─── SOURCE INFORMATION ───

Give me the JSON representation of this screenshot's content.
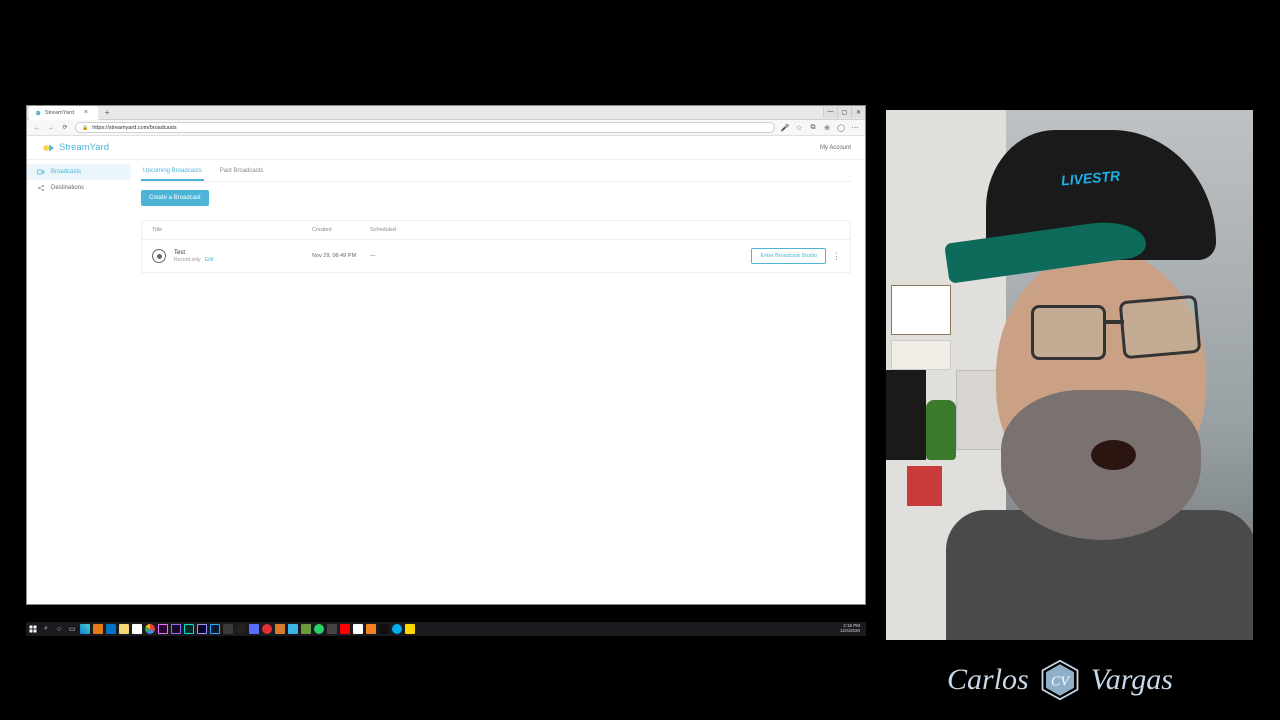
{
  "browser": {
    "tab_title": "StreamYard",
    "url": "https://streamyard.com/broadcasts",
    "window_controls": {
      "min": "—",
      "max": "▢",
      "close": "✕"
    }
  },
  "header": {
    "brand": "StreamYard",
    "account_link": "My Account"
  },
  "sidebar": {
    "items": [
      {
        "label": "Broadcasts"
      },
      {
        "label": "Destinations"
      }
    ]
  },
  "tabs": {
    "upcoming": "Upcoming Broadcasts",
    "past": "Past Broadcasts"
  },
  "buttons": {
    "create": "Create a Broadcast",
    "enter": "Enter Broadcast Studio"
  },
  "table": {
    "headers": {
      "title": "Title",
      "created": "Created",
      "scheduled": "Scheduled"
    },
    "rows": [
      {
        "title": "Test",
        "subtitle": "Record only",
        "edit": "Edit",
        "created": "Nov 29, 06:49 PM",
        "scheduled": "—"
      }
    ]
  },
  "taskbar": {
    "time": "2:15 PM",
    "date": "12/4/2020"
  },
  "signature": {
    "first": "Carlos",
    "last": "Vargas",
    "monogram": "CV"
  },
  "webcam": {
    "cap_text": "LIVESTR"
  }
}
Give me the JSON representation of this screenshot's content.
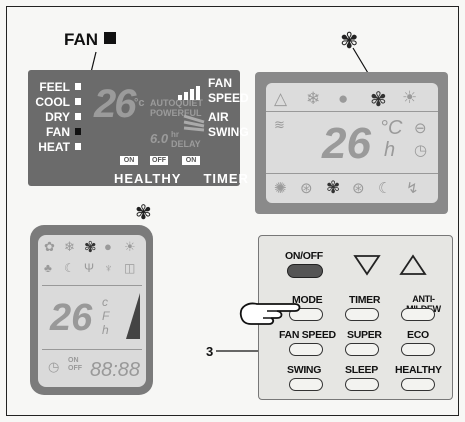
{
  "caption": {
    "fan_label": "FAN"
  },
  "panel1": {
    "mode_labels": [
      "FEEL",
      "COOL",
      "DRY",
      "FAN",
      "HEAT"
    ],
    "temp": "26",
    "temp_unit": "°c",
    "auto_quiet": "AUTOQUIET",
    "powerful": "POWERFUL",
    "right_labels": [
      "FAN",
      "SPEED",
      "AIR",
      "SWING"
    ],
    "delay_value": "6.0",
    "hr": "hr",
    "delay": "DELAY",
    "on_box": "ON",
    "off_box": "OFF",
    "on_box2": "ON",
    "bottom_healthy": "HEALTHY",
    "bottom_timer": "TIMER"
  },
  "panel2": {
    "temp": "26",
    "unit_c": "°C",
    "unit_h": "h",
    "icon_top": "fan-icon"
  },
  "panel3": {
    "temp": "26",
    "unit_c": "c",
    "unit_f": "F",
    "unit_h": "h",
    "on": "ON",
    "off": "OFF",
    "digits": "88:88"
  },
  "remote": {
    "onoff": "ON/OFF",
    "mode": "MODE",
    "timer": "TIMER",
    "anti_mildew": "ANTI-MILDEW",
    "fan_speed": "FAN SPEED",
    "super": "SUPER",
    "eco": "ECO",
    "swing": "SWING",
    "sleep": "SLEEP",
    "healthy": "HEALTHY"
  },
  "callout_number": "3"
}
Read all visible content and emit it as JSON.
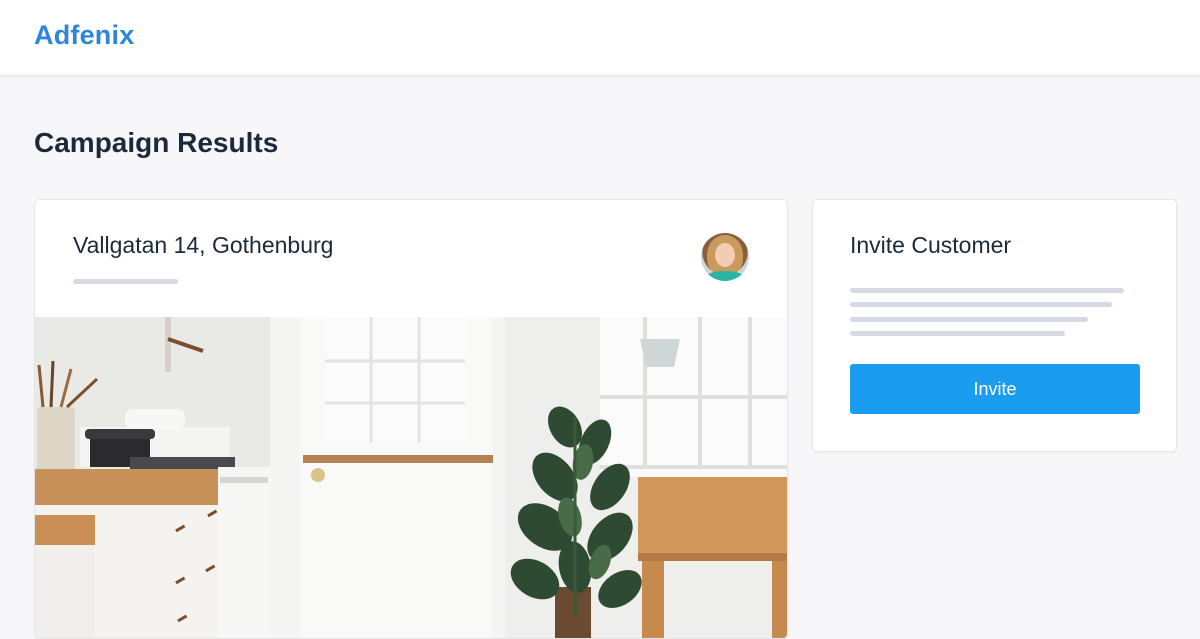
{
  "app": {
    "brand": "Adfenix"
  },
  "page": {
    "title": "Campaign Results"
  },
  "campaign_card": {
    "address": "Vallgatan 14, Gothenburg",
    "avatar_icon": "agent-avatar",
    "photo_icon": "kitchen-photo"
  },
  "invite_card": {
    "title": "Invite Customer",
    "button_label": "Invite"
  },
  "colors": {
    "brand": "#2f86d9",
    "button": "#1a9cf0",
    "placeholder": "#d6dae2",
    "background": "#f7f7f9"
  }
}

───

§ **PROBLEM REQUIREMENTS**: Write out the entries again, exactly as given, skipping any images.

§ **SOLUTION TO THIS TASK**:
Give me the JSON representation of this screenshot's content.
{
  "browser": {
    "tab_title": "StreamYard",
    "url": "https://streamyard.com/broadcasts",
    "window_controls": {
      "min": "—",
      "max": "▢",
      "close": "✕"
    }
  },
  "header": {
    "brand": "StreamYard",
    "account_link": "My Account"
  },
  "sidebar": {
    "items": [
      {
        "label": "Broadcasts"
      },
      {
        "label": "Destinations"
      }
    ]
  },
  "tabs": {
    "upcoming": "Upcoming Broadcasts",
    "past": "Past Broadcasts"
  },
  "buttons": {
    "create": "Create a Broadcast",
    "enter": "Enter Broadcast Studio"
  },
  "table": {
    "headers": {
      "title": "Title",
      "created": "Created",
      "scheduled": "Scheduled"
    },
    "rows": [
      {
        "title": "Test",
        "subtitle": "Record only",
        "edit": "Edit",
        "created": "Nov 29, 06:49 PM",
        "scheduled": "—"
      }
    ]
  },
  "taskbar": {
    "time": "2:15 PM",
    "date": "12/4/2020"
  },
  "signature": {
    "first": "Carlos",
    "last": "Vargas",
    "monogram": "CV"
  },
  "webcam": {
    "cap_text": "LIVESTR"
  }
}
Give me the JSON representation of this screenshot's content.
{
  "caption": {
    "fan_label": "FAN"
  },
  "panel1": {
    "mode_labels": [
      "FEEL",
      "COOL",
      "DRY",
      "FAN",
      "HEAT"
    ],
    "temp": "26",
    "temp_unit": "°c",
    "auto_quiet": "AUTOQUIET",
    "powerful": "POWERFUL",
    "right_labels": [
      "FAN",
      "SPEED",
      "AIR",
      "SWING"
    ],
    "delay_value": "6.0",
    "hr": "hr",
    "delay": "DELAY",
    "on_box": "ON",
    "off_box": "OFF",
    "on_box2": "ON",
    "bottom_healthy": "HEALTHY",
    "bottom_timer": "TIMER"
  },
  "panel2": {
    "temp": "26",
    "unit_c": "°C",
    "unit_h": "h",
    "icon_top": "fan-icon"
  },
  "panel3": {
    "temp": "26",
    "unit_c": "c",
    "unit_f": "F",
    "unit_h": "h",
    "on": "ON",
    "off": "OFF",
    "digits": "88:88"
  },
  "remote": {
    "onoff": "ON/OFF",
    "mode": "MODE",
    "timer": "TIMER",
    "anti_mildew": "ANTI-MILDEW",
    "fan_speed": "FAN SPEED",
    "super": "SUPER",
    "eco": "ECO",
    "swing": "SWING",
    "sleep": "SLEEP",
    "healthy": "HEALTHY"
  },
  "callout_number": "3"
}
Read all visible content and emit it as JSON.
{
  "app": {
    "brand": "Adfenix"
  },
  "page": {
    "title": "Campaign Results"
  },
  "campaign_card": {
    "address": "Vallgatan 14, Gothenburg",
    "avatar_icon": "agent-avatar",
    "photo_icon": "kitchen-photo"
  },
  "invite_card": {
    "title": "Invite Customer",
    "button_label": "Invite"
  },
  "colors": {
    "brand": "#2f86d9",
    "button": "#1a9cf0",
    "placeholder": "#d6dae2",
    "background": "#f7f7f9"
  }
}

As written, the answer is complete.